Recorded information:
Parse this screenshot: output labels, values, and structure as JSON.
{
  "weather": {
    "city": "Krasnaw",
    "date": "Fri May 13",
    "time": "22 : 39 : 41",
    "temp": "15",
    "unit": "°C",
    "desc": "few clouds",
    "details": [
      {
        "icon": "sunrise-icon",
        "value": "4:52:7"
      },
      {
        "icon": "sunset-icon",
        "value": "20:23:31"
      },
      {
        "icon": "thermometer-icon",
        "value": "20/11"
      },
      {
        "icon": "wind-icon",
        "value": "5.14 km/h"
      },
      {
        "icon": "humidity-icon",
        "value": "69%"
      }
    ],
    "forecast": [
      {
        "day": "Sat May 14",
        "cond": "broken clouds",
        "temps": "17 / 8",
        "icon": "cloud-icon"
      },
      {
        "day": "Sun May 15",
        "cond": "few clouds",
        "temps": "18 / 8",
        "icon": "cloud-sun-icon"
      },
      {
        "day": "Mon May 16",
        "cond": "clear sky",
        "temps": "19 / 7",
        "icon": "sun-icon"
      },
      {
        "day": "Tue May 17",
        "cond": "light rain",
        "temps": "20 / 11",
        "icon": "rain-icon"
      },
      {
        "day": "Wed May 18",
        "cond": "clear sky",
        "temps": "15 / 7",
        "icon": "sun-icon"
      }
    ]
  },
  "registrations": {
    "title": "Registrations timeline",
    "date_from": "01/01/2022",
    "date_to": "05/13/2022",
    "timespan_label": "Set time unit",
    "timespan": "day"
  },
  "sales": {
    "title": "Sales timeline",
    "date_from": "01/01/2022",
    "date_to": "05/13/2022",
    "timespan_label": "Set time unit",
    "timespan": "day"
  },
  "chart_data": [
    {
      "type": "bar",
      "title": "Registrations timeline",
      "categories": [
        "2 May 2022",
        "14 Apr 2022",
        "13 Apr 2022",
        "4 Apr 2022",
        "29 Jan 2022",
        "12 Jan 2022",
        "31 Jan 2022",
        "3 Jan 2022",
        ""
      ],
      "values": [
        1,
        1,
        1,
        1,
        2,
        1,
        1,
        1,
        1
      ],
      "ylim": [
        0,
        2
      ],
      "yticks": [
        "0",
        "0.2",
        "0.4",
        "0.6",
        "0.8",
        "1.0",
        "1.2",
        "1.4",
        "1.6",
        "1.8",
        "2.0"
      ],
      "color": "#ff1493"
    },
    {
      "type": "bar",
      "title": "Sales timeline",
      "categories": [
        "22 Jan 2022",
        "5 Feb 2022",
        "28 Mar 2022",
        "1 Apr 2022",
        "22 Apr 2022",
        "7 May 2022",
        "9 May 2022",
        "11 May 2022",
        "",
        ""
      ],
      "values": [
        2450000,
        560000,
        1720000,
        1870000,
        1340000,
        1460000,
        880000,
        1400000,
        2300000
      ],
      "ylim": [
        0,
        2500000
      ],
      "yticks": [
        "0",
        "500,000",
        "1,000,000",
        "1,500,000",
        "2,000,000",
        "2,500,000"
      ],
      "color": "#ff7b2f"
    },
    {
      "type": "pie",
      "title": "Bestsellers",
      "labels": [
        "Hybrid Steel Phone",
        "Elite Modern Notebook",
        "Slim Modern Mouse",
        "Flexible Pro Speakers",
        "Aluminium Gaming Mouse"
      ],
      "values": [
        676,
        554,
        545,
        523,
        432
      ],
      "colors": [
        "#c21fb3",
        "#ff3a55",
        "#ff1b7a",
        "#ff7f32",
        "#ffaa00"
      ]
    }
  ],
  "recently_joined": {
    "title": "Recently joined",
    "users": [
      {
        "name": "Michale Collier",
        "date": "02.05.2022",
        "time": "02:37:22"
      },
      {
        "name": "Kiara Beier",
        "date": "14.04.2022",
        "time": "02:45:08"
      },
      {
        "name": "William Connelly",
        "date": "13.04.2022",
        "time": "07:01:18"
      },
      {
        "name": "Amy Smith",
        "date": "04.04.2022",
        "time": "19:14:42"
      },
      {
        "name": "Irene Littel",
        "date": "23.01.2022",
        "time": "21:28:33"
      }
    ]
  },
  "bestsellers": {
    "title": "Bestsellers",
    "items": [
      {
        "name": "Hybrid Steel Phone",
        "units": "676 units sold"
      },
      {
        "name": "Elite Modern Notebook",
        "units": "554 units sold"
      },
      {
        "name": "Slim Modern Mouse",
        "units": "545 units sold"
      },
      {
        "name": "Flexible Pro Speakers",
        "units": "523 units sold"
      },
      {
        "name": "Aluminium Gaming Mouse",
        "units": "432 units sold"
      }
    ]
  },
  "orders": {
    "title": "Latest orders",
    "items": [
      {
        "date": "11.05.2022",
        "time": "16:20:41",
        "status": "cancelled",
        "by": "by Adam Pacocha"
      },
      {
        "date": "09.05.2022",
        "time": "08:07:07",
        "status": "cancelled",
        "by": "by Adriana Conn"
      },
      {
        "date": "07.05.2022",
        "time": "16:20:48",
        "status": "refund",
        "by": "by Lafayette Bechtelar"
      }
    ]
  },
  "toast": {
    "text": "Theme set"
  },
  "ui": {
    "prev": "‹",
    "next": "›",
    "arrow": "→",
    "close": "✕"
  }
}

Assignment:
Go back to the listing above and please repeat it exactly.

Problem solution:
Parse this screenshot: output labels, values, and structure as JSON.
{
  "weather": {
    "city": "Krasnaw",
    "date": "Fri May 13",
    "time": "22 : 39 : 41",
    "temp": "15",
    "unit": "°C",
    "desc": "few clouds",
    "details": [
      {
        "icon": "sunrise-icon",
        "value": "4:52:7"
      },
      {
        "icon": "sunset-icon",
        "value": "20:23:31"
      },
      {
        "icon": "thermometer-icon",
        "value": "20/11"
      },
      {
        "icon": "wind-icon",
        "value": "5.14 km/h"
      },
      {
        "icon": "humidity-icon",
        "value": "69%"
      }
    ],
    "forecast": [
      {
        "day": "Sat May 14",
        "cond": "broken clouds",
        "temps": "17 / 8",
        "icon": "cloud-icon"
      },
      {
        "day": "Sun May 15",
        "cond": "few clouds",
        "temps": "18 / 8",
        "icon": "cloud-sun-icon"
      },
      {
        "day": "Mon May 16",
        "cond": "clear sky",
        "temps": "19 / 7",
        "icon": "sun-icon"
      },
      {
        "day": "Tue May 17",
        "cond": "light rain",
        "temps": "20 / 11",
        "icon": "rain-icon"
      },
      {
        "day": "Wed May 18",
        "cond": "clear sky",
        "temps": "15 / 7",
        "icon": "sun-icon"
      }
    ]
  },
  "registrations": {
    "title": "Registrations timeline",
    "date_from": "01/01/2022",
    "date_to": "05/13/2022",
    "timespan_label": "Set time unit",
    "timespan": "day"
  },
  "sales": {
    "title": "Sales timeline",
    "date_from": "01/01/2022",
    "date_to": "05/13/2022",
    "timespan_label": "Set time unit",
    "timespan": "day"
  },
  "chart_data": [
    {
      "type": "bar",
      "title": "Registrations timeline",
      "categories": [
        "2 May 2022",
        "14 Apr 2022",
        "13 Apr 2022",
        "4 Apr 2022",
        "29 Jan 2022",
        "12 Jan 2022",
        "31 Jan 2022",
        "3 Jan 2022",
        ""
      ],
      "values": [
        1,
        1,
        1,
        1,
        2,
        1,
        1,
        1,
        1
      ],
      "ylim": [
        0,
        2
      ],
      "yticks": [
        "0",
        "0.2",
        "0.4",
        "0.6",
        "0.8",
        "1.0",
        "1.2",
        "1.4",
        "1.6",
        "1.8",
        "2.0"
      ],
      "color": "#ff1493"
    },
    {
      "type": "bar",
      "title": "Sales timeline",
      "categories": [
        "22 Jan 2022",
        "5 Feb 2022",
        "28 Mar 2022",
        "1 Apr 2022",
        "22 Apr 2022",
        "7 May 2022",
        "9 May 2022",
        "11 May 2022",
        "",
        ""
      ],
      "values": [
        2450000,
        560000,
        1720000,
        1870000,
        1340000,
        1460000,
        880000,
        1400000,
        2300000
      ],
      "ylim": [
        0,
        2500000
      ],
      "yticks": [
        "0",
        "500,000",
        "1,000,000",
        "1,500,000",
        "2,000,000",
        "2,500,000"
      ],
      "color": "#ff7b2f"
    },
    {
      "type": "pie",
      "title": "Bestsellers",
      "labels": [
        "Hybrid Steel Phone",
        "Elite Modern Notebook",
        "Slim Modern Mouse",
        "Flexible Pro Speakers",
        "Aluminium Gaming Mouse"
      ],
      "values": [
        676,
        554,
        545,
        523,
        432
      ],
      "colors": [
        "#c21fb3",
        "#ff3a55",
        "#ff1b7a",
        "#ff7f32",
        "#ffaa00"
      ]
    }
  ],
  "recently_joined": {
    "title": "Recently joined",
    "users": [
      {
        "name": "Michale Collier",
        "date": "02.05.2022",
        "time": "02:37:22"
      },
      {
        "name": "Kiara Beier",
        "date": "14.04.2022",
        "time": "02:45:08"
      },
      {
        "name": "William Connelly",
        "date": "13.04.2022",
        "time": "07:01:18"
      },
      {
        "name": "Amy Smith",
        "date": "04.04.2022",
        "time": "19:14:42"
      },
      {
        "name": "Irene Littel",
        "date": "23.01.2022",
        "time": "21:28:33"
      }
    ]
  },
  "bestsellers": {
    "title": "Bestsellers",
    "items": [
      {
        "name": "Hybrid Steel Phone",
        "units": "676 units sold"
      },
      {
        "name": "Elite Modern Notebook",
        "units": "554 units sold"
      },
      {
        "name": "Slim Modern Mouse",
        "units": "545 units sold"
      },
      {
        "name": "Flexible Pro Speakers",
        "units": "523 units sold"
      },
      {
        "name": "Aluminium Gaming Mouse",
        "units": "432 units sold"
      }
    ]
  },
  "orders": {
    "title": "Latest orders",
    "items": [
      {
        "date": "11.05.2022",
        "time": "16:20:41",
        "status": "cancelled",
        "by": "by Adam Pacocha"
      },
      {
        "date": "09.05.2022",
        "time": "08:07:07",
        "status": "cancelled",
        "by": "by Adriana Conn"
      },
      {
        "date": "07.05.2022",
        "time": "16:20:48",
        "status": "refund",
        "by": "by Lafayette Bechtelar"
      }
    ]
  },
  "toast": {
    "text": "Theme set"
  },
  "ui": {
    "prev": "‹",
    "next": "›",
    "arrow": "→",
    "close": "✕"
  }
}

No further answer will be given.